Top of THE RECORDS

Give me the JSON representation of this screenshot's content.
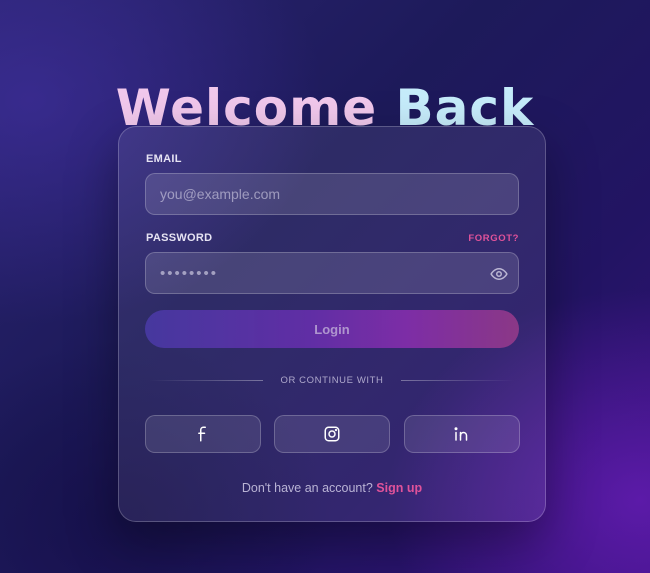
{
  "header": {
    "title_word_1": "Welcome",
    "title_word_2": "Back"
  },
  "form": {
    "email": {
      "label": "EMAIL",
      "value": "",
      "placeholder": "you@example.com"
    },
    "password": {
      "label": "PASSWORD",
      "value": "",
      "placeholder": "••••••••",
      "forgot_label": "FORGOT?",
      "toggle_icon": "eye-icon"
    },
    "login_label": "Login"
  },
  "divider": {
    "text": "OR CONTINUE WITH"
  },
  "social": [
    {
      "icon": "facebook-icon"
    },
    {
      "icon": "instagram-icon"
    },
    {
      "icon": "linkedin-icon"
    }
  ],
  "footer": {
    "prompt": "Don't have an account?",
    "signup_label": "Sign up"
  },
  "colors": {
    "accent_pink": "#e0529a",
    "title_pink": "#f1c8ec",
    "title_cyan": "#c6ecfb",
    "background_dark": "#1d1a5a"
  }
}
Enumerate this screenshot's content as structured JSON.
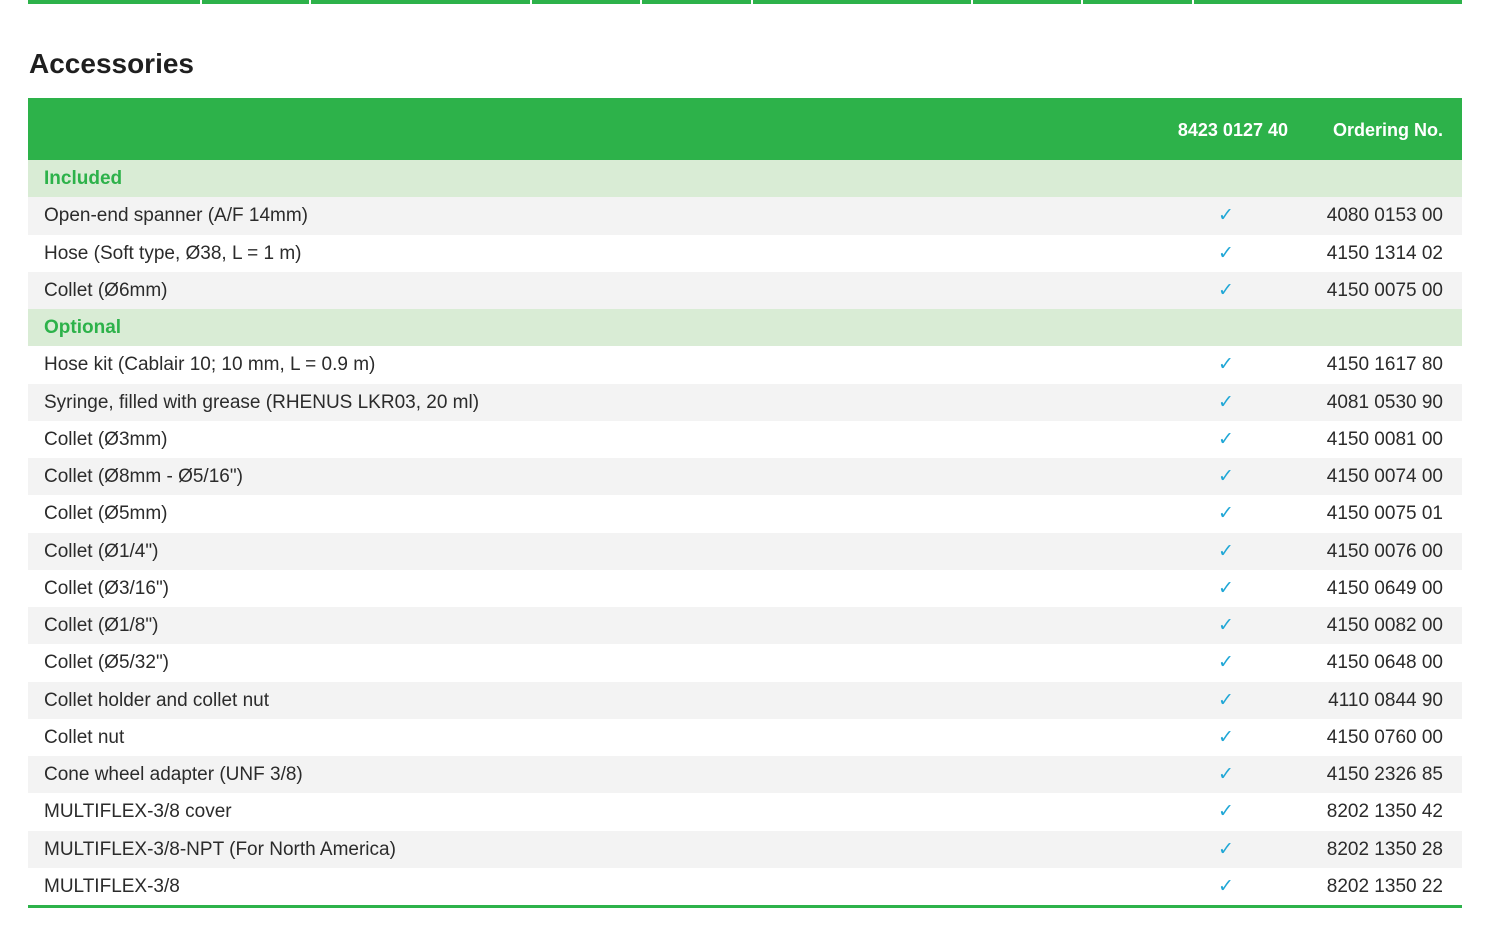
{
  "title": "Accessories",
  "table": {
    "header": {
      "model": "8423 0127 40",
      "ordering": "Ordering No."
    },
    "check_mark": "✓",
    "groups": [
      {
        "name": "Included",
        "items": [
          {
            "label": "Open-end spanner (A/F 14mm)",
            "order_no": "4080 0153 00"
          },
          {
            "label": "Hose (Soft type, Ø38, L = 1 m)",
            "order_no": "4150 1314 02"
          },
          {
            "label": "Collet (Ø6mm)",
            "order_no": "4150 0075 00"
          }
        ]
      },
      {
        "name": "Optional",
        "items": [
          {
            "label": "Hose kit (Cablair 10; 10 mm, L = 0.9 m)",
            "order_no": "4150 1617 80"
          },
          {
            "label": "Syringe, filled with grease (RHENUS LKR03, 20 ml)",
            "order_no": "4081 0530 90"
          },
          {
            "label": "Collet (Ø3mm)",
            "order_no": "4150 0081 00"
          },
          {
            "label": "Collet (Ø8mm - Ø5/16\")",
            "order_no": "4150 0074 00"
          },
          {
            "label": "Collet (Ø5mm)",
            "order_no": "4150 0075 01"
          },
          {
            "label": "Collet (Ø1/4\")",
            "order_no": "4150 0076 00"
          },
          {
            "label": "Collet (Ø3/16\")",
            "order_no": "4150 0649 00"
          },
          {
            "label": "Collet (Ø1/8\")",
            "order_no": "4150 0082 00"
          },
          {
            "label": "Collet (Ø5/32\")",
            "order_no": "4150 0648 00"
          },
          {
            "label": "Collet holder and collet nut",
            "order_no": "4110 0844 90"
          },
          {
            "label": "Collet nut",
            "order_no": "4150 0760 00"
          },
          {
            "label": "Cone wheel adapter (UNF 3/8)",
            "order_no": "4150 2326 85"
          },
          {
            "label": "MULTIFLEX-3/8 cover",
            "order_no": "8202 1350 42"
          },
          {
            "label": "MULTIFLEX-3/8-NPT (For North America)",
            "order_no": "8202 1350 28"
          },
          {
            "label": "MULTIFLEX-3/8",
            "order_no": "8202 1350 22"
          }
        ]
      }
    ]
  },
  "colors": {
    "accent": "#2db24a",
    "group_bg": "#d9ecd5",
    "check": "#20a7d6",
    "stripe": "#f3f3f3"
  }
}
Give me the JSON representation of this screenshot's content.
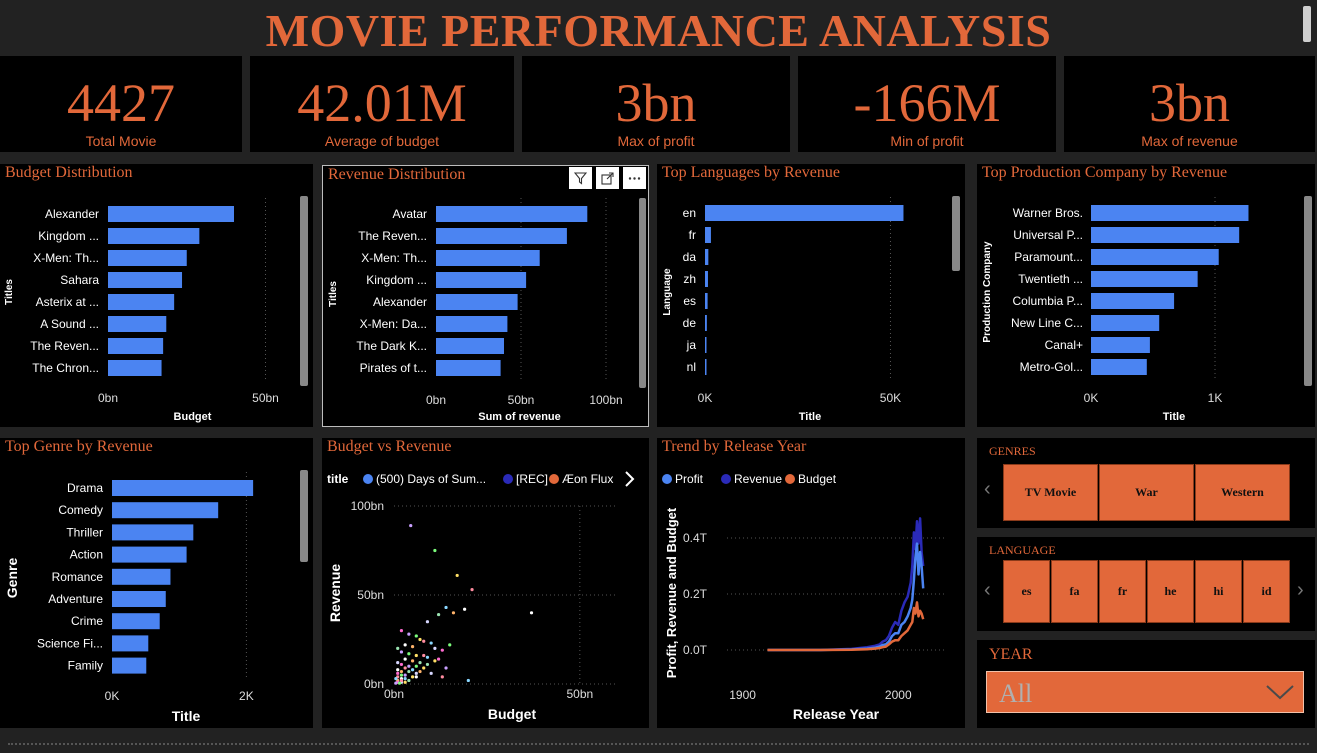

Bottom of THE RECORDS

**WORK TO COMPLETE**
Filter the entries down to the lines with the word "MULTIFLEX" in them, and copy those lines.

**EXERCISE ANSWER**
            "label": "MULTIFLEX-3/8 cover",
            "label": "MULTIFLEX-3/8-NPT (For North America)",
            "label": "MULTIFLEX-3/8",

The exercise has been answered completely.